--- START ---

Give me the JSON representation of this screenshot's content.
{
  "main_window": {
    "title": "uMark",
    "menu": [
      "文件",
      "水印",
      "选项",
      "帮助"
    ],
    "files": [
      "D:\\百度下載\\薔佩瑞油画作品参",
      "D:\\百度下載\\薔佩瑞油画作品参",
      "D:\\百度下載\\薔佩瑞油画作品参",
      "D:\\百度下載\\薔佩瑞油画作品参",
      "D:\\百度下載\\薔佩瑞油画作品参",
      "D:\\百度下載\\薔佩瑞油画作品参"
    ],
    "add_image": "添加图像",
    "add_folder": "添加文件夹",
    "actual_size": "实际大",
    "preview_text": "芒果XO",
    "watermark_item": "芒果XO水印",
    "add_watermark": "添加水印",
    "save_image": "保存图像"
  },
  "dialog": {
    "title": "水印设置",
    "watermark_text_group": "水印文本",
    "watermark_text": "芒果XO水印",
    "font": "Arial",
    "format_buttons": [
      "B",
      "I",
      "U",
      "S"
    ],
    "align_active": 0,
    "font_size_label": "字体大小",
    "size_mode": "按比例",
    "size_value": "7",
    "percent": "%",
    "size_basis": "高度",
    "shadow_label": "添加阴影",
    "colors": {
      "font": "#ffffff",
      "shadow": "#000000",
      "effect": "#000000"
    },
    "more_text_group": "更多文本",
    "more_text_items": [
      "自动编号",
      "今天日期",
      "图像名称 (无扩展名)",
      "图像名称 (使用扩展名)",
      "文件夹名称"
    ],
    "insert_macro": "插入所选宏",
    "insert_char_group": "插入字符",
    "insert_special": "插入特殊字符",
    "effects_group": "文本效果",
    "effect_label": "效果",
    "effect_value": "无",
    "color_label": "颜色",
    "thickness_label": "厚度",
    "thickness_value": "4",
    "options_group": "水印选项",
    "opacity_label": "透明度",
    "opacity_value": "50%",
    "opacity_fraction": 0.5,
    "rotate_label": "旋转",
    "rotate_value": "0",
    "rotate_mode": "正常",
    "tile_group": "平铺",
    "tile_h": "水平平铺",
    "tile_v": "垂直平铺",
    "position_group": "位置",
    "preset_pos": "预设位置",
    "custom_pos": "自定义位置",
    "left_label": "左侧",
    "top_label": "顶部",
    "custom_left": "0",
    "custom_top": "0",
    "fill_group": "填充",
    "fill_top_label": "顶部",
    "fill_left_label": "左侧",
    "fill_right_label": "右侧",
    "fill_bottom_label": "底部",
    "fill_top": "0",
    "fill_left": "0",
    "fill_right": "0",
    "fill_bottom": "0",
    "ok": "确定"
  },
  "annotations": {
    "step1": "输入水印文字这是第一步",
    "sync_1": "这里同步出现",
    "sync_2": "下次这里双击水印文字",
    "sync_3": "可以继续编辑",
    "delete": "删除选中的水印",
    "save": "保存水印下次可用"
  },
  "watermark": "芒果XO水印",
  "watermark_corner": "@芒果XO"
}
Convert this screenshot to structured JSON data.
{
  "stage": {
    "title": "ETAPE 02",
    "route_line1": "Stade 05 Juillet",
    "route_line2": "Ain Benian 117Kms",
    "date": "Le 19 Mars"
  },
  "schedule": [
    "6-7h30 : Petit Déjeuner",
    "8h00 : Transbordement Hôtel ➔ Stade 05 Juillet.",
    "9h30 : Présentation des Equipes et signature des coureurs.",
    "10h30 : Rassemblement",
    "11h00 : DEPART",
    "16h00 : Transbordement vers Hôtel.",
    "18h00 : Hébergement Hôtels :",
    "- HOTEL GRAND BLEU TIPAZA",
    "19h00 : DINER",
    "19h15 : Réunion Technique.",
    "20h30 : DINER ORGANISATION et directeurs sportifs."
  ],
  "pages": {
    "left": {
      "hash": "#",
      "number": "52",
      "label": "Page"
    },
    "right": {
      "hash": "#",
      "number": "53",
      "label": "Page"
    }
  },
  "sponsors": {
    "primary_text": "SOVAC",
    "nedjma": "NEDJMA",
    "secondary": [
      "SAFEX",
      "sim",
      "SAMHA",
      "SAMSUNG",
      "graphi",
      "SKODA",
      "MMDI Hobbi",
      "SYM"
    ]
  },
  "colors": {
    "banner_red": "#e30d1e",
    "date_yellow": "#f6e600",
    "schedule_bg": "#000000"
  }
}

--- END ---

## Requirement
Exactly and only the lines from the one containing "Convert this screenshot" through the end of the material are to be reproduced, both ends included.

## Exercise result
Convert this screenshot to structured JSON data.
{
  "stage": {
    "title": "ETAPE 02",
    "route_line1": "Stade 05 Juillet",
    "route_line2": "Ain Benian 117Kms",
    "date": "Le 19 Mars"
  },
  "schedule": [
    "6-7h30 : Petit Déjeuner",
    "8h00 : Transbordement Hôtel ➔ Stade 05 Juillet.",
    "9h30 : Présentation des Equipes et signature des coureurs.",
    "10h30 : Rassemblement",
    "11h00 : DEPART",
    "16h00 : Transbordement vers Hôtel.",
    "18h00 : Hébergement Hôtels :",
    "- HOTEL GRAND BLEU TIPAZA",
    "19h00 : DINER",
    "19h15 : Réunion Technique.",
    "20h30 : DINER ORGANISATION et directeurs sportifs."
  ],
  "pages": {
    "left": {
      "hash": "#",
      "number": "52",
      "label": "Page"
    },
    "right": {
      "hash": "#",
      "number": "53",
      "label": "Page"
    }
  },
  "sponsors": {
    "primary_text": "SOVAC",
    "nedjma": "NEDJMA",
    "secondary": [
      "SAFEX",
      "sim",
      "SAMHA",
      "SAMSUNG",
      "graphi",
      "SKODA",
      "MMDI Hobbi",
      "SYM"
    ]
  },
  "colors": {
    "banner_red": "#e30d1e",
    "date_yellow": "#f6e600",
    "schedule_bg": "#000000"
  }
}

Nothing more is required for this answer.